───── Data provided ─────
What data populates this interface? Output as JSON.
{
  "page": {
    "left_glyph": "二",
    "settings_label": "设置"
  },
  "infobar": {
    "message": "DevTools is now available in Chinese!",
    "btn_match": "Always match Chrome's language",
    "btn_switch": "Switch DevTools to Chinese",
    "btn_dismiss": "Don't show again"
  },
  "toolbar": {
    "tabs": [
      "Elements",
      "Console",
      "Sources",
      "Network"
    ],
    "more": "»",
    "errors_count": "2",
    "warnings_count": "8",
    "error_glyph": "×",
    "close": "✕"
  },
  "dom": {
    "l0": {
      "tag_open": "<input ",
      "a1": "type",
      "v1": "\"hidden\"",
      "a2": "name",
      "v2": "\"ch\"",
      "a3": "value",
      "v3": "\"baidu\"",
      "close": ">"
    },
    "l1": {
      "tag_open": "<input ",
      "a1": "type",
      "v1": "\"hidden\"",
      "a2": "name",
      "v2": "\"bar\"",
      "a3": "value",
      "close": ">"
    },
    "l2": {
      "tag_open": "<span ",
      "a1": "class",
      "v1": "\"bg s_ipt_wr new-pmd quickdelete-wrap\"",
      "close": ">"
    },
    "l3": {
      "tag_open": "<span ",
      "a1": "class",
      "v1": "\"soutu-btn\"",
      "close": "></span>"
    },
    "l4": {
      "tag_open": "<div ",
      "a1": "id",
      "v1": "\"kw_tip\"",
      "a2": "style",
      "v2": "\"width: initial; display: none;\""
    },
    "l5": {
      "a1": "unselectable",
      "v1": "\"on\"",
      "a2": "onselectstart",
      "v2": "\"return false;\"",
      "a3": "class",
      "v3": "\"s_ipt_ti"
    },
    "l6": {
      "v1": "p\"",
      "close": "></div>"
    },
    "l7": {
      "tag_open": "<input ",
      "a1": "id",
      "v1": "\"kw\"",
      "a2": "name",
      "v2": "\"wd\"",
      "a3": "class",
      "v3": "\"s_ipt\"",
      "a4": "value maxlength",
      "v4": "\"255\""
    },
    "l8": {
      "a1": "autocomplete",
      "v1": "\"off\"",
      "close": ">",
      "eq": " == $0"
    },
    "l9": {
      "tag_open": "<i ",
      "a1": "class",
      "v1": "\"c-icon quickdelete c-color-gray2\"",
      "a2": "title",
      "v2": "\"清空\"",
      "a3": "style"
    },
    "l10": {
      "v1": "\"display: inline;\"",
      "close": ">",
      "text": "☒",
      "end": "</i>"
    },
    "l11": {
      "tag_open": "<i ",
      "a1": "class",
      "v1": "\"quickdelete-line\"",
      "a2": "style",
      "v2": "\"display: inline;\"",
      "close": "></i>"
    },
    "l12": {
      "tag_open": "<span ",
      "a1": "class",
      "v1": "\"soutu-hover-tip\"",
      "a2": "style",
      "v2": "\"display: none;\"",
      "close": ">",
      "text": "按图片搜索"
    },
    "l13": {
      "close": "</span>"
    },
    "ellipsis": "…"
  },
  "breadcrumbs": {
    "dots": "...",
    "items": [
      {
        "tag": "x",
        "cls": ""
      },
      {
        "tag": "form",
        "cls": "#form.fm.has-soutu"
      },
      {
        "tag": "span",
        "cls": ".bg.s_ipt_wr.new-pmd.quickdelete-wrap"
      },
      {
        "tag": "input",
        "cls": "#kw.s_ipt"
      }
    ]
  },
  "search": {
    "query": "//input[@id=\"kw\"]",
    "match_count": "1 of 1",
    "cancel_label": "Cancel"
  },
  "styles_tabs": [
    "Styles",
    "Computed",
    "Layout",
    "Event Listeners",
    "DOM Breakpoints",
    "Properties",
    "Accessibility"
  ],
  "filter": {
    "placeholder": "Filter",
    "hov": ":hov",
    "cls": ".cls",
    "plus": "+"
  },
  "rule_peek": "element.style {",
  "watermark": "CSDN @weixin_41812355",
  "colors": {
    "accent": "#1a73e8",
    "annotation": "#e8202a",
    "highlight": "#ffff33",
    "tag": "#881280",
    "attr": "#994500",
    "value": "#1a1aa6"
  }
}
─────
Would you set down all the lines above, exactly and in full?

What data populates this interface? Output as JSON.
{
  "page": {
    "left_glyph": "二",
    "settings_label": "设置"
  },
  "infobar": {
    "message": "DevTools is now available in Chinese!",
    "btn_match": "Always match Chrome's language",
    "btn_switch": "Switch DevTools to Chinese",
    "btn_dismiss": "Don't show again"
  },
  "toolbar": {
    "tabs": [
      "Elements",
      "Console",
      "Sources",
      "Network"
    ],
    "more": "»",
    "errors_count": "2",
    "warnings_count": "8",
    "error_glyph": "×",
    "close": "✕"
  },
  "dom": {
    "l0": {
      "tag_open": "<input ",
      "a1": "type",
      "v1": "\"hidden\"",
      "a2": "name",
      "v2": "\"ch\"",
      "a3": "value",
      "v3": "\"baidu\"",
      "close": ">"
    },
    "l1": {
      "tag_open": "<input ",
      "a1": "type",
      "v1": "\"hidden\"",
      "a2": "name",
      "v2": "\"bar\"",
      "a3": "value",
      "close": ">"
    },
    "l2": {
      "tag_open": "<span ",
      "a1": "class",
      "v1": "\"bg s_ipt_wr new-pmd quickdelete-wrap\"",
      "close": ">"
    },
    "l3": {
      "tag_open": "<span ",
      "a1": "class",
      "v1": "\"soutu-btn\"",
      "close": "></span>"
    },
    "l4": {
      "tag_open": "<div ",
      "a1": "id",
      "v1": "\"kw_tip\"",
      "a2": "style",
      "v2": "\"width: initial; display: none;\""
    },
    "l5": {
      "a1": "unselectable",
      "v1": "\"on\"",
      "a2": "onselectstart",
      "v2": "\"return false;\"",
      "a3": "class",
      "v3": "\"s_ipt_ti"
    },
    "l6": {
      "v1": "p\"",
      "close": "></div>"
    },
    "l7": {
      "tag_open": "<input ",
      "a1": "id",
      "v1": "\"kw\"",
      "a2": "name",
      "v2": "\"wd\"",
      "a3": "class",
      "v3": "\"s_ipt\"",
      "a4": "value maxlength",
      "v4": "\"255\""
    },
    "l8": {
      "a1": "autocomplete",
      "v1": "\"off\"",
      "close": ">",
      "eq": " == $0"
    },
    "l9": {
      "tag_open": "<i ",
      "a1": "class",
      "v1": "\"c-icon quickdelete c-color-gray2\"",
      "a2": "title",
      "v2": "\"清空\"",
      "a3": "style"
    },
    "l10": {
      "v1": "\"display: inline;\"",
      "close": ">",
      "text": "☒",
      "end": "</i>"
    },
    "l11": {
      "tag_open": "<i ",
      "a1": "class",
      "v1": "\"quickdelete-line\"",
      "a2": "style",
      "v2": "\"display: inline;\"",
      "close": "></i>"
    },
    "l12": {
      "tag_open": "<span ",
      "a1": "class",
      "v1": "\"soutu-hover-tip\"",
      "a2": "style",
      "v2": "\"display: none;\"",
      "close": ">",
      "text": "按图片搜索"
    },
    "l13": {
      "close": "</span>"
    },
    "ellipsis": "…"
  },
  "breadcrumbs": {
    "dots": "...",
    "items": [
      {
        "tag": "x",
        "cls": ""
      },
      {
        "tag": "form",
        "cls": "#form.fm.has-soutu"
      },
      {
        "tag": "span",
        "cls": ".bg.s_ipt_wr.new-pmd.quickdelete-wrap"
      },
      {
        "tag": "input",
        "cls": "#kw.s_ipt"
      }
    ]
  },
  "search": {
    "query": "//input[@id=\"kw\"]",
    "match_count": "1 of 1",
    "cancel_label": "Cancel"
  },
  "styles_tabs": [
    "Styles",
    "Computed",
    "Layout",
    "Event Listeners",
    "DOM Breakpoints",
    "Properties",
    "Accessibility"
  ],
  "filter": {
    "placeholder": "Filter",
    "hov": ":hov",
    "cls": ".cls",
    "plus": "+"
  },
  "rule_peek": "element.style {",
  "watermark": "CSDN @weixin_41812355",
  "colors": {
    "accent": "#1a73e8",
    "annotation": "#e8202a",
    "highlight": "#ffff33",
    "tag": "#881280",
    "attr": "#994500",
    "value": "#1a1aa6"
  }
}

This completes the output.